Input data section start
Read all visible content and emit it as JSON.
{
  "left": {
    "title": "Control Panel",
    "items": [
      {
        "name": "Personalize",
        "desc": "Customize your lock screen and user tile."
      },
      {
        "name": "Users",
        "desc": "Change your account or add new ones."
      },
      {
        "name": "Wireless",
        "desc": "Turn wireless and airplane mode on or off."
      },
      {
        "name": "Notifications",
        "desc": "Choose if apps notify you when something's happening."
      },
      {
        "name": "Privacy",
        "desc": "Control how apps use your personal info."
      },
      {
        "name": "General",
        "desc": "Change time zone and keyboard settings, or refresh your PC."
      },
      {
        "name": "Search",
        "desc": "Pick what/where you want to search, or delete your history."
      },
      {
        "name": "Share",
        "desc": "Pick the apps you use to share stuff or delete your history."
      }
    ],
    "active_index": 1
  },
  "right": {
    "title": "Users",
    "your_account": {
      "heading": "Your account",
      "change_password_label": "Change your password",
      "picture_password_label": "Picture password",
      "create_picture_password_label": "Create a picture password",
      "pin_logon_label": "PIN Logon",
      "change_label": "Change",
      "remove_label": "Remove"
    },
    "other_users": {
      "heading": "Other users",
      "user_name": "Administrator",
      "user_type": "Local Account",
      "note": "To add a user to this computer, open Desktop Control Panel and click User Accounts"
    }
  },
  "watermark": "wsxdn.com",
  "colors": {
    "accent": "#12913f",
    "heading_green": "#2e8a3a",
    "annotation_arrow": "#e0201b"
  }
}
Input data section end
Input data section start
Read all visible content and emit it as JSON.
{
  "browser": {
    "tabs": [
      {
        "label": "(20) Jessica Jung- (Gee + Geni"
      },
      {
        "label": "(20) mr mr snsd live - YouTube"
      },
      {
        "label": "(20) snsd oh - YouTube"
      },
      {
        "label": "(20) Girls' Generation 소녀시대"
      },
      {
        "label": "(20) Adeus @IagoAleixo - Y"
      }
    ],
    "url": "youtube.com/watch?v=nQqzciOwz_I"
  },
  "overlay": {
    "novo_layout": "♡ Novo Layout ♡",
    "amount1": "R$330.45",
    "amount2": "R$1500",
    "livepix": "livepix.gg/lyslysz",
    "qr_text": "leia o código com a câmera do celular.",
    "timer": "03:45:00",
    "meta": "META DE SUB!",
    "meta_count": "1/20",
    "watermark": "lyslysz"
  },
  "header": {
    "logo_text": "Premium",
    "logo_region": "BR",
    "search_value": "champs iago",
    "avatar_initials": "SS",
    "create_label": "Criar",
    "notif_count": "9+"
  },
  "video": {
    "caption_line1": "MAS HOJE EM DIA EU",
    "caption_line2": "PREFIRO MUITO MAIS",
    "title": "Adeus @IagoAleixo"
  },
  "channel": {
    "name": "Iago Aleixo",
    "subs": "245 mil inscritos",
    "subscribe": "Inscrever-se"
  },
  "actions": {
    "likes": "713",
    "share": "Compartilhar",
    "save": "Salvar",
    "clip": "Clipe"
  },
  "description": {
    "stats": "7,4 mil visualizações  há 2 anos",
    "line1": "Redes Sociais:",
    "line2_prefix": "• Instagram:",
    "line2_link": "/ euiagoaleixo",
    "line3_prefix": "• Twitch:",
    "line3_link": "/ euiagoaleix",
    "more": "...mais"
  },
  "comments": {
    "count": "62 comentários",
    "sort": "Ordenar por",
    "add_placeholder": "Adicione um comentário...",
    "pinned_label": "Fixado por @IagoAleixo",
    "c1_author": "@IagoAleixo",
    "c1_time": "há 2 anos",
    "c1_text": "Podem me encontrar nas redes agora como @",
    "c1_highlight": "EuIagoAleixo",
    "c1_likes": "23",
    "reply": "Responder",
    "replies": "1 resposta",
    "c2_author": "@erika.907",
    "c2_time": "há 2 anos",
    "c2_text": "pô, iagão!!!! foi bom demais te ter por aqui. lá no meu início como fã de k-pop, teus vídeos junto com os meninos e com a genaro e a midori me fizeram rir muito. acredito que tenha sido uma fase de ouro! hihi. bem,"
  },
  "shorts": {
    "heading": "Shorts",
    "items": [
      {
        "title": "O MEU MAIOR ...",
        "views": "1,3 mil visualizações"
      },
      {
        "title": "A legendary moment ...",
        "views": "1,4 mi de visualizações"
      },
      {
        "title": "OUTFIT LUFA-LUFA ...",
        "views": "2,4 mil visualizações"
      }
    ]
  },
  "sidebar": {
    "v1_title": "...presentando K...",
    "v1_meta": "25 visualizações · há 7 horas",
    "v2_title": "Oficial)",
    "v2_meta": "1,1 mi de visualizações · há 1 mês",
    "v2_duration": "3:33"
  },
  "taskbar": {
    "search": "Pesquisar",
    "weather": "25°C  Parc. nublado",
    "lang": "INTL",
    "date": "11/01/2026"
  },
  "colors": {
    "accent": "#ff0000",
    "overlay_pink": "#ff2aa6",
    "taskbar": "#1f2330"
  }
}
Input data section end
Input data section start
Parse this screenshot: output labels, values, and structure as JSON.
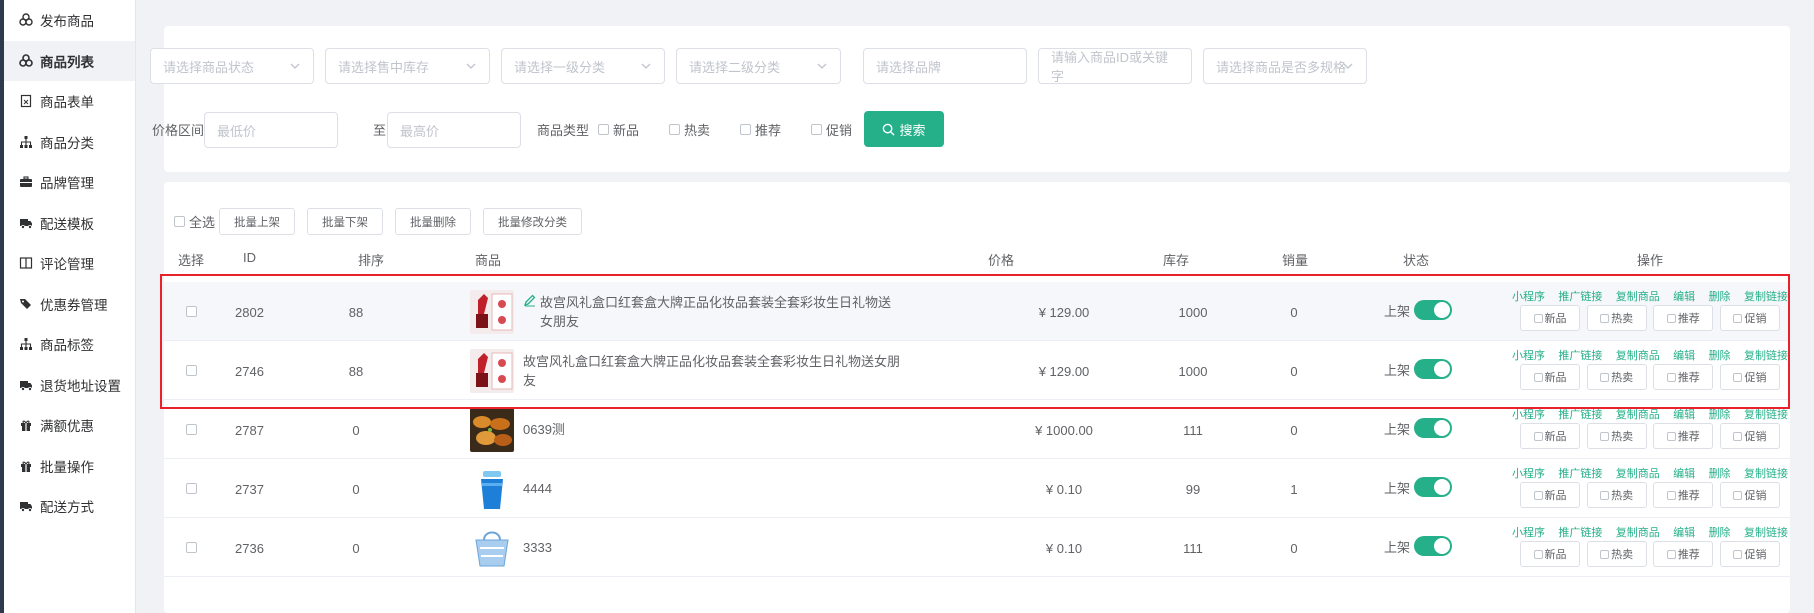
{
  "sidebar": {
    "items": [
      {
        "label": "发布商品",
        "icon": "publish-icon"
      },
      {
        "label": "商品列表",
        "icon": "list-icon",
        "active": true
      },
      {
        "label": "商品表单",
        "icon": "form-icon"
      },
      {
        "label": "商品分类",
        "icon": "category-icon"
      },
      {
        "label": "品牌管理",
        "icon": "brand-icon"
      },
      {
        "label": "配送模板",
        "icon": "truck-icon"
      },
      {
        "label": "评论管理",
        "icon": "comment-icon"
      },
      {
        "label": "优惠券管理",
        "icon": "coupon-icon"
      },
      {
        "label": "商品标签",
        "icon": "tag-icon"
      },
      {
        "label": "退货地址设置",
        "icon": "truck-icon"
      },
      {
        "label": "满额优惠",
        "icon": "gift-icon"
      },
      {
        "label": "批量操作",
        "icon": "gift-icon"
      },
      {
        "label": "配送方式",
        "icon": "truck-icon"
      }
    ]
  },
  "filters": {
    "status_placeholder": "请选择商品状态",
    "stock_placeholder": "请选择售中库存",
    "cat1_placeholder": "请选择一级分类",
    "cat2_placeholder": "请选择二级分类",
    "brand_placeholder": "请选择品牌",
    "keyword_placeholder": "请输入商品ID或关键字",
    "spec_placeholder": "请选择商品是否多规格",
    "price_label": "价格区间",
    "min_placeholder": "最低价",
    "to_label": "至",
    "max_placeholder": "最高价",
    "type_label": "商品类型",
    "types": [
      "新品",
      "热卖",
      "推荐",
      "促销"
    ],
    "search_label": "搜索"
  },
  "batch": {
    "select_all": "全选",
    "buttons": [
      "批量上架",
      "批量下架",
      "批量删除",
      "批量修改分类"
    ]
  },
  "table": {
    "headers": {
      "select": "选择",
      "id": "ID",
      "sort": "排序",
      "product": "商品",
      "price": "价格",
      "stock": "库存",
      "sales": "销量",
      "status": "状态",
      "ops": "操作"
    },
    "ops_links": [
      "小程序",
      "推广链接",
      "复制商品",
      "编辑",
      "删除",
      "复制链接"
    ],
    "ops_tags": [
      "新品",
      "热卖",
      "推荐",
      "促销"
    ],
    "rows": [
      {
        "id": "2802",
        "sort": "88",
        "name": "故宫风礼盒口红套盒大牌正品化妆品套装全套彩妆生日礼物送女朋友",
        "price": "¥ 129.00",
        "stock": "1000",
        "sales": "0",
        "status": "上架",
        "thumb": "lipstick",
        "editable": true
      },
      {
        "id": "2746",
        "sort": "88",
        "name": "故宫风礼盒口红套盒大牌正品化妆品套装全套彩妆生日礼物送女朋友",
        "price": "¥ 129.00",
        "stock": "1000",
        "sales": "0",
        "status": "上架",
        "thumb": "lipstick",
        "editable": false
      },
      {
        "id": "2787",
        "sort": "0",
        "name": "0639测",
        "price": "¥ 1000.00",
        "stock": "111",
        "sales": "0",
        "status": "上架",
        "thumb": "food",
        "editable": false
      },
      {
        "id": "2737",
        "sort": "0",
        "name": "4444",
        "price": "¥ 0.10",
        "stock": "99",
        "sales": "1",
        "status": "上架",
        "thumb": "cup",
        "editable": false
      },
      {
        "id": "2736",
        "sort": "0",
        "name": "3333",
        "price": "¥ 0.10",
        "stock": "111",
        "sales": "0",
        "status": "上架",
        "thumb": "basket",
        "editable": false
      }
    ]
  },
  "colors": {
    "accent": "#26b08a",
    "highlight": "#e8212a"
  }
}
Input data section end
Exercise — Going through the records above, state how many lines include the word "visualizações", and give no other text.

Solution — 6